§ **Task instructions**
Within this material, how many lines have the string "JSON" in them? The answer is a number, with nothing added.

§ **Supplied information**
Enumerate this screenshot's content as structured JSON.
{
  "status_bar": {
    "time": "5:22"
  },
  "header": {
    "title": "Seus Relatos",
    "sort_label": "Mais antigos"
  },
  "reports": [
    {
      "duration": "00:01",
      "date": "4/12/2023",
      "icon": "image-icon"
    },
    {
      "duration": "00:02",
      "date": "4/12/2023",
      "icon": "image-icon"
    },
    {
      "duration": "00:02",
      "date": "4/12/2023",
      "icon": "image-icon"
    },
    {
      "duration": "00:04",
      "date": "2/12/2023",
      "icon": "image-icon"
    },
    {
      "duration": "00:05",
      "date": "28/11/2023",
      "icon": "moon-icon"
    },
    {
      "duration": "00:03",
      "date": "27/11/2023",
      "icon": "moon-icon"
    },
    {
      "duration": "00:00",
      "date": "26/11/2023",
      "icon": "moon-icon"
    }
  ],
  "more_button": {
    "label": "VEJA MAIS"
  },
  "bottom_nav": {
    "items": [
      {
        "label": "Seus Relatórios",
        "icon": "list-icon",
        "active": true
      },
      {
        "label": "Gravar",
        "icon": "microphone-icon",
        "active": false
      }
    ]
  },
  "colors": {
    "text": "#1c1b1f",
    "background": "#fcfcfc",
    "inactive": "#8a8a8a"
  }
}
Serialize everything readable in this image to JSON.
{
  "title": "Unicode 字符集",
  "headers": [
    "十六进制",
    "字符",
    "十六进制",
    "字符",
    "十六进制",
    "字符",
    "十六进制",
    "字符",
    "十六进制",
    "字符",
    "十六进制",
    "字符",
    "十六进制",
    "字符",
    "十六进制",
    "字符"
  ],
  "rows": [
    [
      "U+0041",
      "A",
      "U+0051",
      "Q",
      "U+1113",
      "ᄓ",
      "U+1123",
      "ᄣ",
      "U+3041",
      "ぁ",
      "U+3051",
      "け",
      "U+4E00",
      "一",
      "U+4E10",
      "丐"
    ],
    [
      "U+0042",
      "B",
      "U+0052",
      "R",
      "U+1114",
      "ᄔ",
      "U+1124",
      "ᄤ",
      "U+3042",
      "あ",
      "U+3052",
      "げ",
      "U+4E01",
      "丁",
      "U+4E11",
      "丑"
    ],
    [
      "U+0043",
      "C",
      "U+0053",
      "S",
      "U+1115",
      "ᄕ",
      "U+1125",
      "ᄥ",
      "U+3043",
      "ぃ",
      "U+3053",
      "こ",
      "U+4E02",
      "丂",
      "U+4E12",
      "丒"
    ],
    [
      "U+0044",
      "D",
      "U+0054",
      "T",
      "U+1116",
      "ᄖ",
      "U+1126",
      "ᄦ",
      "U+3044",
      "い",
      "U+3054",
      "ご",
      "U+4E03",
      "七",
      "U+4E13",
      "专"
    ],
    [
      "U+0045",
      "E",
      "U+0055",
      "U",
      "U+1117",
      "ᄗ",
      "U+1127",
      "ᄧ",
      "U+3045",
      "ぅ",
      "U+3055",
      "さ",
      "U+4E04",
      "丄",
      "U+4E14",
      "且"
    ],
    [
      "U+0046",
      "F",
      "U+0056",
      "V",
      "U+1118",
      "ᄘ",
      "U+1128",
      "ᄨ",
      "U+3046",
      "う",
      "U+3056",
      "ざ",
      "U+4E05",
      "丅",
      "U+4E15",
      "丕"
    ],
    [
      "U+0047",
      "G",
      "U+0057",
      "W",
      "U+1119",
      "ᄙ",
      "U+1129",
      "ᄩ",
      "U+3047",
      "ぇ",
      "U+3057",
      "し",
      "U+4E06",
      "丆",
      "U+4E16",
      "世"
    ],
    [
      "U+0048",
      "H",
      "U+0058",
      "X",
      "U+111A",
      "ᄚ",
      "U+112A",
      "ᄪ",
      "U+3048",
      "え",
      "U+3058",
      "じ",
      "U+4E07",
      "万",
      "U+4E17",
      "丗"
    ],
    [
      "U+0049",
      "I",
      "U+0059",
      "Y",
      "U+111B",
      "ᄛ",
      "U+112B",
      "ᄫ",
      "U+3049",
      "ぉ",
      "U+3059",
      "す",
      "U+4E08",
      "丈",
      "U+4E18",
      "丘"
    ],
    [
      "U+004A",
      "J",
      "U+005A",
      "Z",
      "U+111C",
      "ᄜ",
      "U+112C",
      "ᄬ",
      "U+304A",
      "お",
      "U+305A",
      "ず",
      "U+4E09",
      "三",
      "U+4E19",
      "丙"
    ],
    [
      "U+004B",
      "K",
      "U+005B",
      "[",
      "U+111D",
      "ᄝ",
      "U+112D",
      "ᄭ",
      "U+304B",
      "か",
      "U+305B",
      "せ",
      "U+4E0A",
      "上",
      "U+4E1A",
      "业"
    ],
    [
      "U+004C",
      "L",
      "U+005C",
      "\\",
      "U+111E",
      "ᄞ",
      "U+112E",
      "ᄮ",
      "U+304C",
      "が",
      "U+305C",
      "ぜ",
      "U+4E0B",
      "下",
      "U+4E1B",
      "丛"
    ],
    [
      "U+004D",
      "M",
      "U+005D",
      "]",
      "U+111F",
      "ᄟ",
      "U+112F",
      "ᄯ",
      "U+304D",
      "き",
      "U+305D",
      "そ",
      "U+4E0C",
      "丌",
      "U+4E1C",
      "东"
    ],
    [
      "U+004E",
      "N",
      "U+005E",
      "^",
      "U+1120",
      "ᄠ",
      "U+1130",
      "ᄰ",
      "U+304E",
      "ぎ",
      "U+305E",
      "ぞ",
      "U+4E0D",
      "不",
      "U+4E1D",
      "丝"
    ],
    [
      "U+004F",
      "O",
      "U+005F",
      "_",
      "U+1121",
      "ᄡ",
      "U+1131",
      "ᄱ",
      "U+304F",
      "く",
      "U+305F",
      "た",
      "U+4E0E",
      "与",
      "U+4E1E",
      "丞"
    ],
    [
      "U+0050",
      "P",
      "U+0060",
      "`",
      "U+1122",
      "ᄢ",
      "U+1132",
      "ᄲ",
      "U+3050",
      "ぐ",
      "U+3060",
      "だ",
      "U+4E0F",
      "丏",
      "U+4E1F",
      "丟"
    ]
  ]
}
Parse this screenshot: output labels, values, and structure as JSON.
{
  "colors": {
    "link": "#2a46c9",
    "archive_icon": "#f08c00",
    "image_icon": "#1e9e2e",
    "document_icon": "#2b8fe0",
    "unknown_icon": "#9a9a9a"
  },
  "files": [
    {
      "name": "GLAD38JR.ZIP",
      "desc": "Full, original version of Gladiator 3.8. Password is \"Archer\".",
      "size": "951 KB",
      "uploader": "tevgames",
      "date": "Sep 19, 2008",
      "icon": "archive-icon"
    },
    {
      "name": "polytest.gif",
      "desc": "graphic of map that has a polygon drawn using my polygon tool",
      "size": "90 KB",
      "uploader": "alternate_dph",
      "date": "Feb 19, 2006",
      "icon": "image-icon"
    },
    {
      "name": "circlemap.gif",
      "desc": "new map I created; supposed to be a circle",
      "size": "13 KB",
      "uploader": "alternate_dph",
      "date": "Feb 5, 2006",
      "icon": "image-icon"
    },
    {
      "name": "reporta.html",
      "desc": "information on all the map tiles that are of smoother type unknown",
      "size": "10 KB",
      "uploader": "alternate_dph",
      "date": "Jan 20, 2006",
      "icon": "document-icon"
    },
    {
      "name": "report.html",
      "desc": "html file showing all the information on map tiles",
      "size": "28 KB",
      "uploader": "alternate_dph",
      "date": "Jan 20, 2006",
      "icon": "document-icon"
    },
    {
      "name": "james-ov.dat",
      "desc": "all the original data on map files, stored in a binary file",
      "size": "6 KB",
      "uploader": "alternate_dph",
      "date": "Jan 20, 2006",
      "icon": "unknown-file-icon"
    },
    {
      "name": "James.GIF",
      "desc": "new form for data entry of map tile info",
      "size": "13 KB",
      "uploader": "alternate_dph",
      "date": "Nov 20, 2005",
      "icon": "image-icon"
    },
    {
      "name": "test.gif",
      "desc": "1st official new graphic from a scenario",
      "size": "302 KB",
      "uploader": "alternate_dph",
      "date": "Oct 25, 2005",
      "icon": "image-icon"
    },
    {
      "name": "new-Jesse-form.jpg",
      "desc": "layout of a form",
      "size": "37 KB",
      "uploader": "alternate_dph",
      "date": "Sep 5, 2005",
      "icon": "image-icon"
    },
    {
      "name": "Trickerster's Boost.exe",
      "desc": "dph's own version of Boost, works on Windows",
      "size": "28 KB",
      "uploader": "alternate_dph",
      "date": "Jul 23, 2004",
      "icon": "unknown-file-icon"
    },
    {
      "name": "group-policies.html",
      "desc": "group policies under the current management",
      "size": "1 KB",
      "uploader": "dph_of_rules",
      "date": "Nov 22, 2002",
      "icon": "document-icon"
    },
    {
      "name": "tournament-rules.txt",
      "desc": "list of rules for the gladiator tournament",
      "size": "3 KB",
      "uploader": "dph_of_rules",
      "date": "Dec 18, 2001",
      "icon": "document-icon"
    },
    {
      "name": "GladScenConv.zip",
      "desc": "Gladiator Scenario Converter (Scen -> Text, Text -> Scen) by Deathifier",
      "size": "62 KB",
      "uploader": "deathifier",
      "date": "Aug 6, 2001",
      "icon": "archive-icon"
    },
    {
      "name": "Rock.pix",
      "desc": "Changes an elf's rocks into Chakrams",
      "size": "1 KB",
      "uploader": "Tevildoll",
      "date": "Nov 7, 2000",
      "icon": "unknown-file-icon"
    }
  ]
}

§ **Solution to the problem**
3